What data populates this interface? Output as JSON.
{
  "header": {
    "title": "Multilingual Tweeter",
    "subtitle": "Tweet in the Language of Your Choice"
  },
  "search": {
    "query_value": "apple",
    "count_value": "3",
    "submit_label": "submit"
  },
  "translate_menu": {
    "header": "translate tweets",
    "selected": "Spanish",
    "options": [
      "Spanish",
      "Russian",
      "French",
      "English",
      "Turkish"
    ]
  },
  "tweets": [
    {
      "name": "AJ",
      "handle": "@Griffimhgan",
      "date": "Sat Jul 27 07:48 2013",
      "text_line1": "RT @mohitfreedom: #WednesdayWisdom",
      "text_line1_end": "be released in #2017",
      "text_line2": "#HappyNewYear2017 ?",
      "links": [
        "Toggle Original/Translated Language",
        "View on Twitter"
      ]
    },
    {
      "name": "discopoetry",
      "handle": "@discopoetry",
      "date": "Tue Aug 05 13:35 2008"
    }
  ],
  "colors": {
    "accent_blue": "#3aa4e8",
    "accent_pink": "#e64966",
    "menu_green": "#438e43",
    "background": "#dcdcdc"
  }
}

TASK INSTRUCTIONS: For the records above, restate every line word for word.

SOLVED EXERCISE:
What data populates this interface? Output as JSON.
{
  "header": {
    "title": "Multilingual Tweeter",
    "subtitle": "Tweet in the Language of Your Choice"
  },
  "search": {
    "query_value": "apple",
    "count_value": "3",
    "submit_label": "submit"
  },
  "translate_menu": {
    "header": "translate tweets",
    "selected": "Spanish",
    "options": [
      "Spanish",
      "Russian",
      "French",
      "English",
      "Turkish"
    ]
  },
  "tweets": [
    {
      "name": "AJ",
      "handle": "@Griffimhgan",
      "date": "Sat Jul 27 07:48 2013",
      "text_line1": "RT @mohitfreedom: #WednesdayWisdom",
      "text_line1_end": "be released in #2017",
      "text_line2": "#HappyNewYear2017 ?",
      "links": [
        "Toggle Original/Translated Language",
        "View on Twitter"
      ]
    },
    {
      "name": "discopoetry",
      "handle": "@discopoetry",
      "date": "Tue Aug 05 13:35 2008"
    }
  ],
  "colors": {
    "accent_blue": "#3aa4e8",
    "accent_pink": "#e64966",
    "menu_green": "#438e43",
    "background": "#dcdcdc"
  }
}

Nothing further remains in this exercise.